Australia's fairy circles
Scientists are debating the cause of "fairy circles" in Australia’s dry grasslands. While some researchers believe the mysterious circular patches are the result of termite nests, others think they can be explained by competition for scarce water among plants.
Once only found in southern Africa, fairy circles were identified in Australia earlier this year in landscapes like this one, near Kintore in the Northern Territory. [Read the full story on the Australian fairy circles]
The barren circles surrounded by rings of grass are notable in that they repeat quite regularly in a geometric pattern. The research team that first described Australia's fairy circles attributed the shapes to water competition.

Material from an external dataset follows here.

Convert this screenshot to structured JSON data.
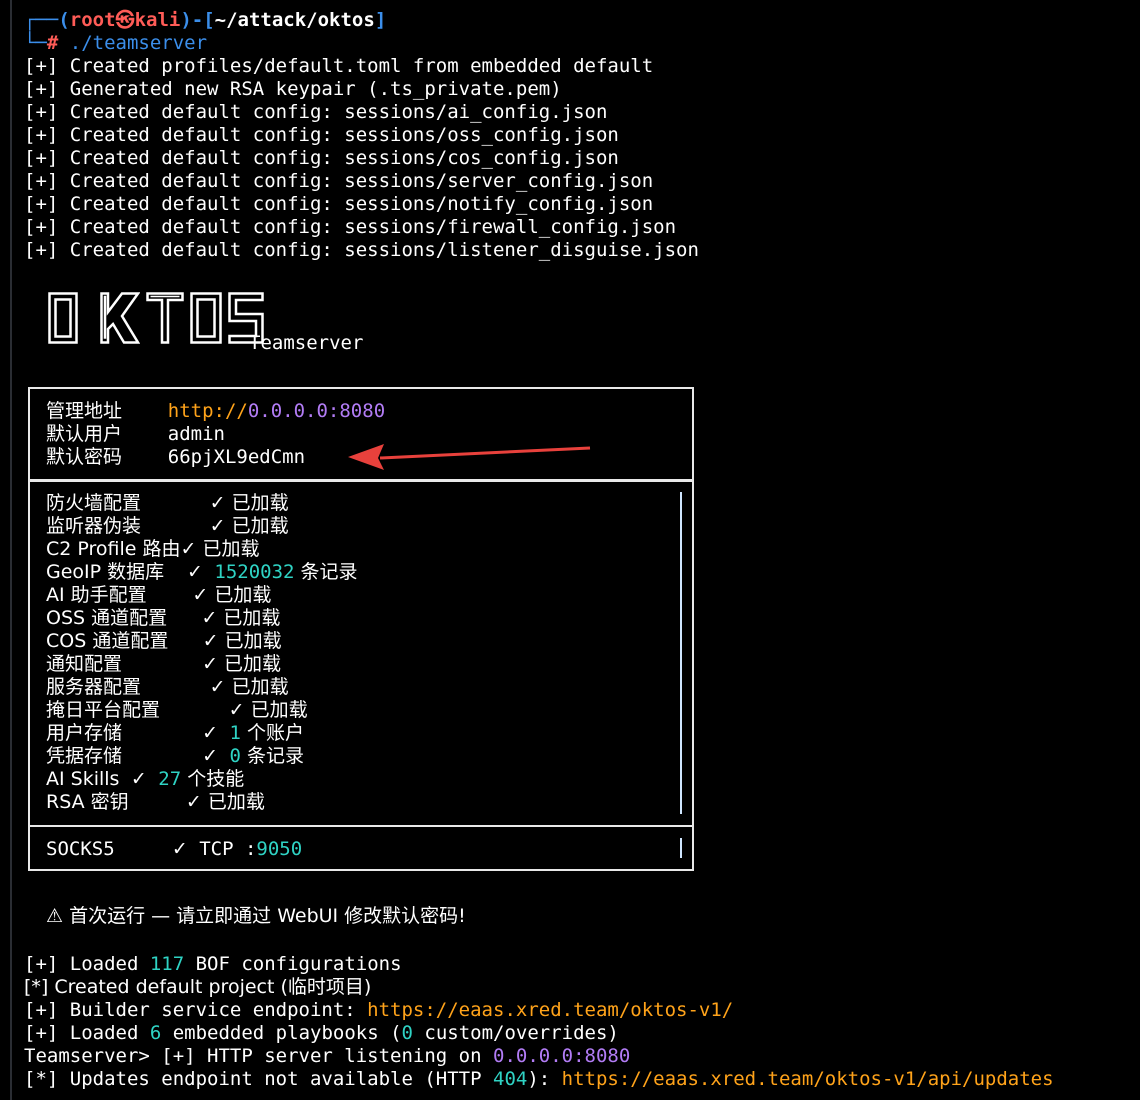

Or termite homes?
But a team of local researchers led by ecologist Fiona Walsh now claims the dry, sunbaked patches of soil are left behind by termites.
Walsh and her colleagues observed that indigenous people in the region have used such termite surfaces almost like a kitchen bench to prepare foods.
Old kitchen counters
Artifacts like pestles, pounding stones, grinding stone fragments and other food prep tools have survived for decades on these termite "pavements," long after being left behind by Martu people.
Circles from above
Some satellite images revealed quite striking patterns of circles in the spiky spinifex grass.
What lies beneath
Walsh and her colleagues dug below some of the circles to test their theory that the hardened dry surfaces were actually left behind by termite nests.
Termites were here
Their excavations revealed that the concreted surfaces had been made by termites above underground chambers carved out by termites.
Termites mix saliva, feces and soil to form this hard soil matrix, and the result is a pavement that can be quite tough. According to some estimates, one 2-meter (6.5-foot) diameter termite pavement would be equivalent to about three wheelbarrow loads of concrete.